  13. ^ a b c Rake, Jamie Lee (November 10, 2013). "Beautiful Eulogy - Instruments of Mercy". HM Magazine. Doug Van Pelt. Retrieved November 30, 2013. 
  14. ^ a b c Wildes, Michael (October 30, 2013). "Instruments of Mercy". The Christian Manifesto. Retrieved November 30, 2013. 
  15. ^ a b Cooper, Jessica (November 5, 2013). "Beautiful Eulogy – Instruments of Mercy". Indie Vision Music. Brandon Jones. Retrieved November 30, 2013. 
  16. ^ Stagg, David (November 21, 2013). "Watch: ‘Beautiful Eulogy’s ‘Release Me from this Snare’". HM Magazine. Doug Van Pelt. Retrieved November 30, 2013. 
  17. ^ "Beautiful Eulogy - Symbols And Signs (@beautifuleulogy)". February 19, 2014. Retrieved February 26, 2014. 
  18. ^ Mattos, Nick (October 28, 2013). "New Music Monday: Beautiful Eulogy". PQ Monthly. Melanie Davis. Retrieved November 30, 2013. 
  19. ^ Niemyjski, Josh (June 25, 2012). "Beautiful Eulogy "Satellite Kite" (album review)". Sphere of Hip Hop. Retrieved November 30, 2013. 
  20. ^ Rood, Philip (October 28, 2013). "Beautiful Eulogy Talks About Instruments of Mercy". Rapzilla. Philip Rood and Chad Horton. Retrieved November 30, 2013. 
  21. ^ Peronto, Anthony (November 3, 2013). "Beautiful Eulogy – Instruments Of Mercy (Review)". Christian Music Zine. Tyler Hess. Retrieved November 30, 2013. 
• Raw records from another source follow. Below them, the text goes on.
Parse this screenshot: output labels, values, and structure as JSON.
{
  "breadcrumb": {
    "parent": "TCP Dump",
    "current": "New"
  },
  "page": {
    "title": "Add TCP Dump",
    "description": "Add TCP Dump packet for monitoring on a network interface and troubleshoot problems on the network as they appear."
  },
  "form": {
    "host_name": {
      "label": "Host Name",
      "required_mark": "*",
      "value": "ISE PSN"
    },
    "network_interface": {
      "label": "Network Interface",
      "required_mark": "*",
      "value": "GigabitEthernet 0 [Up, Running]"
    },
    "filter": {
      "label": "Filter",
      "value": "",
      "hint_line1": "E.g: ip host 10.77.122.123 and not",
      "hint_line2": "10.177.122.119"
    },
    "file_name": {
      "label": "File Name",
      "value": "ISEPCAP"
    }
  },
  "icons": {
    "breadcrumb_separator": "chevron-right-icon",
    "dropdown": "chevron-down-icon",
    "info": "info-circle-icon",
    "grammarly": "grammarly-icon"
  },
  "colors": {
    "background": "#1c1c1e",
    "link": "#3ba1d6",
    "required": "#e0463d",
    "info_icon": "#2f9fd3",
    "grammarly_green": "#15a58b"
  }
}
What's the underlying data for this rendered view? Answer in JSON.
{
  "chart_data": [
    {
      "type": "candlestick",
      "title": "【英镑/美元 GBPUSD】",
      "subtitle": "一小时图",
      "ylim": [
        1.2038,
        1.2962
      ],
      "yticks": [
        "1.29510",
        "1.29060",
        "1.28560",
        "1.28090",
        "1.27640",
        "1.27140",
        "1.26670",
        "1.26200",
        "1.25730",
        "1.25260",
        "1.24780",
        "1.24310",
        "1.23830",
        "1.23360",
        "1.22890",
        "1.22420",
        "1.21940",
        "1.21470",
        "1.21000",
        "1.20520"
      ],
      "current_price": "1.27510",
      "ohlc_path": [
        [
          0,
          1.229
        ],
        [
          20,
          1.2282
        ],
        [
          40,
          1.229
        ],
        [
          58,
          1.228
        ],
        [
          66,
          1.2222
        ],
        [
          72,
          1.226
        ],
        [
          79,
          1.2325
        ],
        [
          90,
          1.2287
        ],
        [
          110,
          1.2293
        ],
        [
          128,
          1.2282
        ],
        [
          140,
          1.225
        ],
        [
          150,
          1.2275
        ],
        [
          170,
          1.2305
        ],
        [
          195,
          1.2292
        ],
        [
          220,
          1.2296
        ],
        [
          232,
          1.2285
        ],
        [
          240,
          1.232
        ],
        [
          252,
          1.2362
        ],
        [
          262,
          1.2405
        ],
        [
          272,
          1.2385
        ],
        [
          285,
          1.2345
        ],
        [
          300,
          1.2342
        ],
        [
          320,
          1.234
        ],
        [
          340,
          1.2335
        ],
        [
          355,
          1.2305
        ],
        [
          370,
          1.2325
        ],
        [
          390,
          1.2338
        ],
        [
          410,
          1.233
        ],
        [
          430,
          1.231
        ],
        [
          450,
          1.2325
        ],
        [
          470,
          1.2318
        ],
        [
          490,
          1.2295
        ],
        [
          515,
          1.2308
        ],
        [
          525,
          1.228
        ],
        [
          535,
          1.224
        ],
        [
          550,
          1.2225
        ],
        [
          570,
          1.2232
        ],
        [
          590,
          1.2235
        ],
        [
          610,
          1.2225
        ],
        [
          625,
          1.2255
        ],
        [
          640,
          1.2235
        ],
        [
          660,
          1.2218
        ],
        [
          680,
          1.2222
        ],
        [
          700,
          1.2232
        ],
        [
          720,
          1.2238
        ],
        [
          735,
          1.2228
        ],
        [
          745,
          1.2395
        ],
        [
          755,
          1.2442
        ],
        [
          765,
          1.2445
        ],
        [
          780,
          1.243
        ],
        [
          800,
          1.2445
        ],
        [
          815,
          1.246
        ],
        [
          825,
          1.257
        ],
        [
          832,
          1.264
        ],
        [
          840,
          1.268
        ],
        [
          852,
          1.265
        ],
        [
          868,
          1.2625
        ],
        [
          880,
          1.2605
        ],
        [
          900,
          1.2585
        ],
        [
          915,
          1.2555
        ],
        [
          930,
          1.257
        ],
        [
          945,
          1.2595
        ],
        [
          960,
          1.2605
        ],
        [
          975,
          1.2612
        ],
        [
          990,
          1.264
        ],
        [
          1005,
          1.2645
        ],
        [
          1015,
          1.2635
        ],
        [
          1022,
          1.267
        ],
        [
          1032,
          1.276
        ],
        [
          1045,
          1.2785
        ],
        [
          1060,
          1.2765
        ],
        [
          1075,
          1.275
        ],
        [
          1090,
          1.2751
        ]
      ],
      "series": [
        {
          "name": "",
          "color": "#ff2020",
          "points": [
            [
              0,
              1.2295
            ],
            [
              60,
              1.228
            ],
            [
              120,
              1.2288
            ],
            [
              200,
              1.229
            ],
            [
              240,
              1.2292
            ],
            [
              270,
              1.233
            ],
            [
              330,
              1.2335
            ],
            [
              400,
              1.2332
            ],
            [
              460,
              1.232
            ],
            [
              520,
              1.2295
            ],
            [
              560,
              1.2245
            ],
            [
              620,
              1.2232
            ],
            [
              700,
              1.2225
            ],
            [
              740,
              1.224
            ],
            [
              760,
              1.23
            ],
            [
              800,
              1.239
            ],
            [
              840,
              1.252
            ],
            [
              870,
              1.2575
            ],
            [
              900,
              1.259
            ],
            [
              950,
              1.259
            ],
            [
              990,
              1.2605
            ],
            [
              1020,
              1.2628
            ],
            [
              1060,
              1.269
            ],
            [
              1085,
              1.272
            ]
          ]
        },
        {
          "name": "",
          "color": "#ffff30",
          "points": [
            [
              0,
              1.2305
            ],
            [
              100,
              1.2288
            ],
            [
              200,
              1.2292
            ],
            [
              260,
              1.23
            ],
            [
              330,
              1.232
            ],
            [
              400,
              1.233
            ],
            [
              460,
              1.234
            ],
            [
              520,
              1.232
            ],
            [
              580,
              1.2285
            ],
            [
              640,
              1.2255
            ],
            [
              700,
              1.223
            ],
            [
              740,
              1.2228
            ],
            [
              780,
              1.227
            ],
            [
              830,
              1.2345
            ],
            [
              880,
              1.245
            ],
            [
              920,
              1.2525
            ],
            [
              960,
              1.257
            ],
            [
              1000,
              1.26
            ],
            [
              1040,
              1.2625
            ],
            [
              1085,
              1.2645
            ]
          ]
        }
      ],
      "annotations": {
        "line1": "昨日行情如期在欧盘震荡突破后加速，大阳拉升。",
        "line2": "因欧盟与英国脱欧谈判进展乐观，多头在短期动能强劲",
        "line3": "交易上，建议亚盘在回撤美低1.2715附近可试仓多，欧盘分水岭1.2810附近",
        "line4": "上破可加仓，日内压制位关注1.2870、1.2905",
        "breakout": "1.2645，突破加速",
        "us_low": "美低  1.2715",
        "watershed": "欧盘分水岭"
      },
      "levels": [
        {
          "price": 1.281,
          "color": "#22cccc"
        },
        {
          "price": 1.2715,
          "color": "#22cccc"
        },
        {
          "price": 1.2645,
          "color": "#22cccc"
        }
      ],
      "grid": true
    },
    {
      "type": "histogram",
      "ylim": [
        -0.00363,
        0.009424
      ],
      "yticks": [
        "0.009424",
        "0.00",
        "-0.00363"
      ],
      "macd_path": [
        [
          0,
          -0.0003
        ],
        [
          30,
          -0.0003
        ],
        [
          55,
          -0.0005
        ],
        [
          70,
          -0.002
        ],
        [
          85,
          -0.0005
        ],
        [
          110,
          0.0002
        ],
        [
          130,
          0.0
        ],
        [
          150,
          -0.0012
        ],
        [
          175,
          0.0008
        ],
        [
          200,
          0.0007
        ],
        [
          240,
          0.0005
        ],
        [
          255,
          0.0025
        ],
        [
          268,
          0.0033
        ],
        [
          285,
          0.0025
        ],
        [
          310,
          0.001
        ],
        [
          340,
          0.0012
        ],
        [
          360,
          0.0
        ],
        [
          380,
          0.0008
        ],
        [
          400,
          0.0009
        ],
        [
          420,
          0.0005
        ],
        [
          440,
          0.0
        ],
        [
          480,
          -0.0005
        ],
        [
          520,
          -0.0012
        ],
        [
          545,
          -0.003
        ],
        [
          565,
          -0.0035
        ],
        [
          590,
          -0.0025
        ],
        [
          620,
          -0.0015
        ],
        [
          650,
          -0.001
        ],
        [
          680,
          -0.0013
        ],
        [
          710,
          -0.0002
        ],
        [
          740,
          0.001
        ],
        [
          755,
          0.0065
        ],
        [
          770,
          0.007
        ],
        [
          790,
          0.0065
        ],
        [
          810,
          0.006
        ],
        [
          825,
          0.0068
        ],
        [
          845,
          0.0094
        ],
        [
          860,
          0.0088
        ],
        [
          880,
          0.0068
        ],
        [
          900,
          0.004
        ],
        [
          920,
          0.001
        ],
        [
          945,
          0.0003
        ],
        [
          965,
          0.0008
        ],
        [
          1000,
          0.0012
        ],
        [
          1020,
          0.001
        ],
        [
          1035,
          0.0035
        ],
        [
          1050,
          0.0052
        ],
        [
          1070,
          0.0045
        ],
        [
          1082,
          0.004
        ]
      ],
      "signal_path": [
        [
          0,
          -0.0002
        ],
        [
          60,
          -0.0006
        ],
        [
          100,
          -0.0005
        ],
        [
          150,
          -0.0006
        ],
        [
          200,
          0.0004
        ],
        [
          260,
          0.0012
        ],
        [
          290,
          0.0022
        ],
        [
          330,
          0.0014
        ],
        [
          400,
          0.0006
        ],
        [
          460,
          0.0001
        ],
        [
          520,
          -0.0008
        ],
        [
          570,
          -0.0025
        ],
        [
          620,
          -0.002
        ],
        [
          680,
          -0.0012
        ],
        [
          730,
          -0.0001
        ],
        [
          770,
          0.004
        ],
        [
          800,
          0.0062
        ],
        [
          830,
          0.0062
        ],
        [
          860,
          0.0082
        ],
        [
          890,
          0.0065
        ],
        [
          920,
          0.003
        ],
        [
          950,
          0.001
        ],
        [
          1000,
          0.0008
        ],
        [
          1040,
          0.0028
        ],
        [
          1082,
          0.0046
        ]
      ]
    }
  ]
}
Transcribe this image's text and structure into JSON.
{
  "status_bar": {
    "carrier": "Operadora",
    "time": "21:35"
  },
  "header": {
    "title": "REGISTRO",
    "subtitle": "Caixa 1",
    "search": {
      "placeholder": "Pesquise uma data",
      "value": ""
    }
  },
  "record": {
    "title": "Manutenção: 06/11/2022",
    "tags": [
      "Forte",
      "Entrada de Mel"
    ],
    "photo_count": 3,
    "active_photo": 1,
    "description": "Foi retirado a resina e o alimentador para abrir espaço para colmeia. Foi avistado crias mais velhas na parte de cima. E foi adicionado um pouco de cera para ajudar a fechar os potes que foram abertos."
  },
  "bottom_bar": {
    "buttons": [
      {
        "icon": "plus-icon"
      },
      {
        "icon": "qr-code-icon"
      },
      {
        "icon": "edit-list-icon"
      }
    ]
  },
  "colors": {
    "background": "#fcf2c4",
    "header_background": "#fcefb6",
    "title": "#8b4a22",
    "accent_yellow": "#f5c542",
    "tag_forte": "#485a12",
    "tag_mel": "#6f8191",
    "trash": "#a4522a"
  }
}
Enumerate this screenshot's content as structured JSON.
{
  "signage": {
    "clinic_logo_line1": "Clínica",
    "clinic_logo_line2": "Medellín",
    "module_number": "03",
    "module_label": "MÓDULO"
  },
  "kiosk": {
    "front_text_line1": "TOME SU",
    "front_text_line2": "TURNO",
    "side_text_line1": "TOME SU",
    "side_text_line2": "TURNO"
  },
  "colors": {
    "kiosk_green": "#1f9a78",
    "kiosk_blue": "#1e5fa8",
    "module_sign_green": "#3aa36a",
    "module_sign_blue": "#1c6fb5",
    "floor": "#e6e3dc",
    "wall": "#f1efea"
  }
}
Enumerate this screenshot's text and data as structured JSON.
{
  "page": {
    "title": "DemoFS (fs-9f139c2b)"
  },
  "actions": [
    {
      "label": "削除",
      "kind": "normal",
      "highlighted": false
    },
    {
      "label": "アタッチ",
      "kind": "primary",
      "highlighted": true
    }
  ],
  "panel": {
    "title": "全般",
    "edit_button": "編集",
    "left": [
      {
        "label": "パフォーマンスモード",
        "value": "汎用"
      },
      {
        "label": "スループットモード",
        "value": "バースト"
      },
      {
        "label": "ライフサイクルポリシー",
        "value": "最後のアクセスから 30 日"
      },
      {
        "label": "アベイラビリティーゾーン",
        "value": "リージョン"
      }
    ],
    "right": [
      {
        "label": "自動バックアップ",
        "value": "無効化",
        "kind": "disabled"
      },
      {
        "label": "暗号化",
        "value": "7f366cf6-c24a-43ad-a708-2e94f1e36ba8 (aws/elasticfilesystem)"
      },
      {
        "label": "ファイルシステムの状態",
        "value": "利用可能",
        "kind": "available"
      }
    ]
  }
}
  22. ^ McKay, Aubrey (November 2, 2013). "Album Review: Beautiful Eulogy – Instruments of Mercy". Wade-O Radio. DJ Wade-O. Retrieved November 30, 2013. 
  23. ^ Rice, Mark (October 27, 2013). "Beautiful Eulogy, "Instruments of Mercy"". Jesus Freak Hideout. John DiBiase. Retrieved November 30, 2013. 
  24. ^ Smith, Nyon (November 21, 2013). "REVIEW - Beautiful Eulogy 'Instruments of Mercy'". Rapzilla. Philip Rood and Chad Horton. Retrieved November 30, 2013.